Better is a poor and a wise child than an old and foolish king, who will no more be admonished.
13. The "threefold cord" [Ec 4:12] of social ties suggests the subject of civil government. In this case too, he concludes that kingly power confers no lasting happiness. The "wise" child, though a supposed case of Solomon, answers, in the event foreseen by the Holy Ghost, to Jeroboam, then a poor but valiant youth, once a "servant" of Solomon, and (1Ki 11:26-40) appointed by God through the prophet Ahijah to be heir of the kingdom of the ten tribes about to be rent from Rehoboam. The "old and foolish king" answers to Solomon himself, who had lost his wisdom, when, in defiance of two warnings of God (1Ki 3:14; 9:2-9), he forsook God.
will no more be admonished—knows not yet how to take warning (see Margin) God had by Ahijah already intimated the judgment coming on Solomon (1Ki 11:11-13).
For out of prison he cometh to reign; whereas also he that is born in his kingdom becometh poor.
14. out of prison—Solomon uses this phrase of a supposed case; for example, Joseph raised from a dungeon to be lord of Egypt. His words are at the same time so framed by the Holy Ghost that they answer virtually to Jeroboam, who fled to escape a "prison" and death from Solomon, to Shishak of Egypt (1Ki 11:40). This unconscious presaging of his own doom, and that of Rehoboam, constitutes the irony. David's elevation from poverty and exile, under Saul (which may have been before Solomon's mind), had so far their counterpart in that of Jeroboam.
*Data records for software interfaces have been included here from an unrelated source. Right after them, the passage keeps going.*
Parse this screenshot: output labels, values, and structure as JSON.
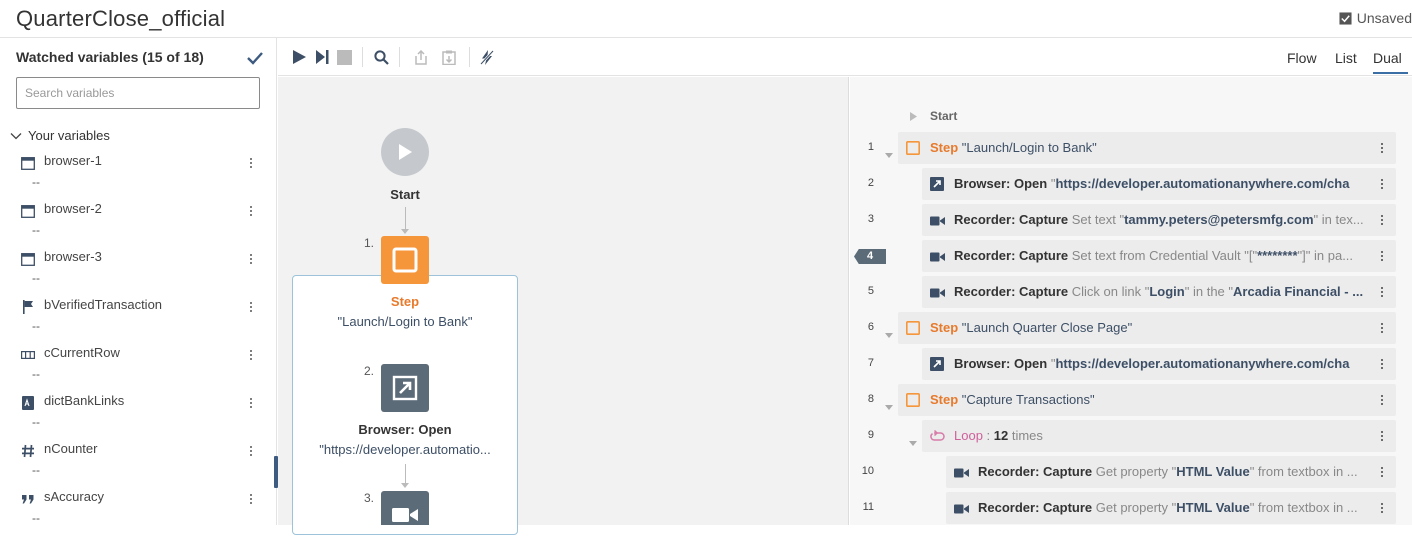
{
  "title": "QuarterClose_official",
  "status": "Unsaved",
  "sidebar": {
    "header": "Watched variables (15 of 18)",
    "search_placeholder": "Search variables",
    "section": "Your variables",
    "variables": [
      {
        "name": "browser-1",
        "value": "--",
        "icon": "window-icon"
      },
      {
        "name": "browser-2",
        "value": "--",
        "icon": "window-icon"
      },
      {
        "name": "browser-3",
        "value": "--",
        "icon": "window-icon"
      },
      {
        "name": "bVerifiedTransaction",
        "value": "--",
        "icon": "flag-icon"
      },
      {
        "name": "cCurrentRow",
        "value": "--",
        "icon": "row-icon"
      },
      {
        "name": "dictBankLinks",
        "value": "--",
        "icon": "dictionary-icon"
      },
      {
        "name": "nCounter",
        "value": "--",
        "icon": "hash-icon"
      },
      {
        "name": "sAccuracy",
        "value": "--",
        "icon": "quote-icon"
      }
    ]
  },
  "view_tabs": [
    "Flow",
    "List",
    "Dual"
  ],
  "active_tab": "Dual",
  "flow": {
    "start_label": "Start",
    "step1_num": "1.",
    "step1_type": "Step",
    "step1_name": "\"Launch/Login to Bank\"",
    "step2_num": "2.",
    "step2_type": "Browser: Open",
    "step2_detail": "\"https://developer.automatio...",
    "step3_num": "3."
  },
  "list": {
    "start_label": "Start",
    "rows": [
      {
        "num": "1",
        "kind": "step",
        "label": "Step",
        "text": "\"Launch/Login to Bank\""
      },
      {
        "num": "2",
        "kind": "browser",
        "label": "Browser: Open",
        "pre": "\"",
        "hl": "https://developer.automationanywhere.com/cha",
        "post": ""
      },
      {
        "num": "3",
        "kind": "recorder",
        "label": "Recorder: Capture",
        "pre": "Set text \"",
        "hl": "tammy.peters@petersmfg.com",
        "post": "\" in tex..."
      },
      {
        "num": "4",
        "kind": "recorder",
        "label": "Recorder: Capture",
        "pre": "Set text from Credential Vault \"[\"",
        "hl": "********",
        "post": "\"]\" in pa..."
      },
      {
        "num": "5",
        "kind": "recorder",
        "label": "Recorder: Capture",
        "pre": "Click on link \"",
        "hl": "Login",
        "post": "\" in the \"",
        "hl2": "Arcadia Financial - ..."
      },
      {
        "num": "6",
        "kind": "step",
        "label": "Step",
        "text": "\"Launch Quarter Close Page\""
      },
      {
        "num": "7",
        "kind": "browser",
        "label": "Browser: Open",
        "pre": "\"",
        "hl": "https://developer.automationanywhere.com/cha",
        "post": ""
      },
      {
        "num": "8",
        "kind": "step",
        "label": "Step",
        "text": "\"Capture Transactions\""
      },
      {
        "num": "9",
        "kind": "loop",
        "label": "Loop",
        "pre": " : ",
        "hl": "12",
        "post": " times"
      },
      {
        "num": "10",
        "kind": "recorder",
        "label": "Recorder: Capture",
        "pre": "Get property \"",
        "hl": "HTML Value",
        "post": "\" from textbox in ..."
      },
      {
        "num": "11",
        "kind": "recorder",
        "label": "Recorder: Capture",
        "pre": "Get property \"",
        "hl": "HTML Value",
        "post": "\" from textbox in ..."
      }
    ]
  },
  "colors": {
    "step_orange": "#f5963a",
    "browser_gray": "#5c6b78",
    "accent_blue": "#3a6ea5"
  }
}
whereas … becometh poor—rather, "though he (the youth) was born poor in his kingdom" (in the land where afterwards he was to reign).
I considered all the living which walk under the sun, with the second child that shall stand up in his stead.
15. "I considered all the living," the present generation, in relation to ("with") the "second youth" (the "legitimate successor" of the "old king," as opposed to the "poor youth," the one first spoken of, about to be raised from poverty to a throne), that is, Rehoboam.
in his stead—the old king's.
There is no end of all the people, even of all that have been before them: they also that come after shall not rejoice in him. Surely this also is vanity and vexation of spirit.
16. Notwithstanding their now worshipping the rising sun, the heir-apparent, I reflected that "there were no bounds, no stability (2Sa 15:6; 20:1), no check on the love of innovation, of all that have been before them," that is, the past generation; so
also they that come after—that is, the next generation,
shall not rejoice in him—namely, Rehoboam. The parallel, "shall not rejoice," fixes the sense of "no bounds," no permanent adherence, though now men rejoice in him.